The second key fact in my view was the oral evidence of the Pub manager who in my view admitted that he had taken a second booking for the day in question from a “Good regular customer” who he did not want to disappoint. Accordingly, he cancelled the Complainant’s booking.
The Legal Representative for the Complainant in his Form ES.1 had asked for full details, “a comprehensive chronology of all interactions witht his alleged other party”. This request was never complied with in writing or indeed orally save for the Managers’ comments and I take negative inference from this refusal.
Thirdly in the Respondents first Legal reply dated the 17th February 2017 it was stated that the alternative booking had been taken because the Complainant’s had not “Been forthcoming with the deposit”. This was clearly at variance with the facts and the Legal representative admitted that he had been “Clumsy” with the facts.
The oral evidence from the waitress in the Pub I found vague and somewhat confusing. The disputed phone call on the 10th December 2016 which was alleged to have involved strong language from the Male Complainant was much disputed. It was maintained the phone had been passed almost immediately to the female Complainant who was effectively dealing with the booking and the opportunity to have strong language from the male Complainant did not arise. In any event the booking had not been refused at this stage and I could see no reason for a verbal dispute at that stage.
The oral evidence of the Pub Manager as regards whether he knew in advance of the Traveller status of the Complainant I found unconvincing. The Complainant were openly using a Halting site address and the Respondent was in a Pub business only a few miles away.

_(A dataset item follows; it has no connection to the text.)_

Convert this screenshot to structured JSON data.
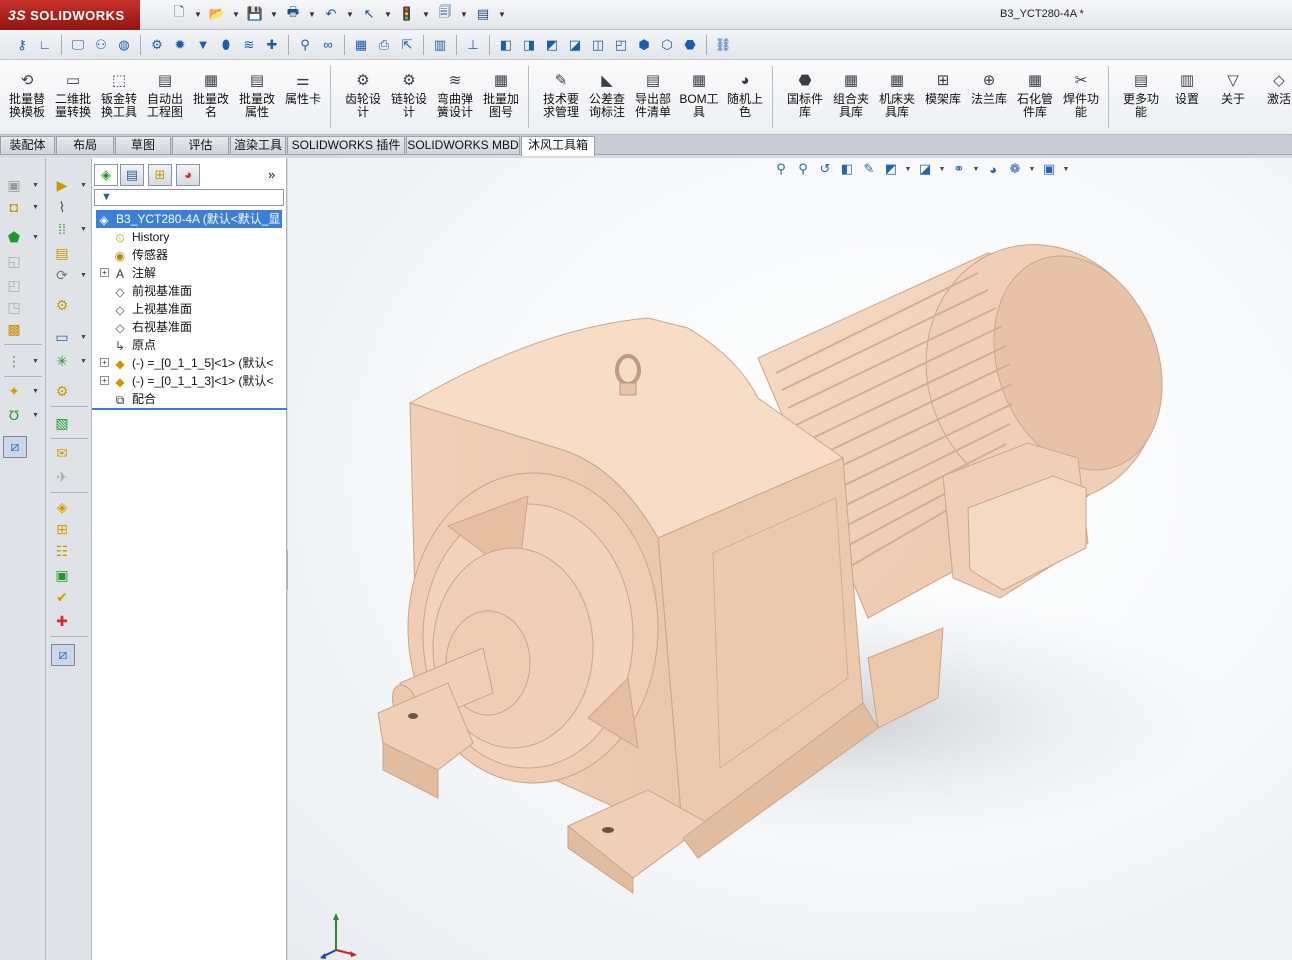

The oral evidence of the female Complainant, the mother of the child who was due to have the Function in the Reception Room, was, in my view genuine. She explained that she had been very careful to comply with all requirements as she was well aware of the difficulties faced by members of her Community in getting bookings.
3:3 Summary and conclusion.
In conclusion, I came to the view that the clash of bookings had placed the Respondent in a difficult commercial situation. In the Restaurant/Pub business this would not be unusual. Normally it is accepted practice to contact the parties to discuss the situation and seek some form of acceptable resolution. However, no effort was made to discuss the situation with the Complainants and no explanations or indeed alternative arrangements were suggested.
In reviewing the evidence and evaluating the situation I came to the view that this approach would not have happened to a member of the Settled Community. There was in my view a legally sound “clear inference – the presumption of discrimination” that the membership of the Travelling Community was a significant influencing factor in the cancellation of the booking and the manner in which it was done.
Accordingly, I came to the view that an act of discrimination had taken place.
Section 25 of the Equal Status Acts, 2000 – 2015 requires that I make a decision in relation to the complaint in accordance with the relevant redress provisions under section 27 of that Act.
I find the claim to be well founded.
As redress in this case has already been awarded in Adj 8595 , I award in Compensation the nominal sum of €50 (calculated as €25 for the cost of the function / having to seek an alternative venue at short notice and €25 for breach of a Statutory Right).
The Award to be paid within four weeks of the date of the issue of the Adjudication decision.
Dated: 24th January 2018
Workplace Relations Commission Adjudication Officer: Michael McEntee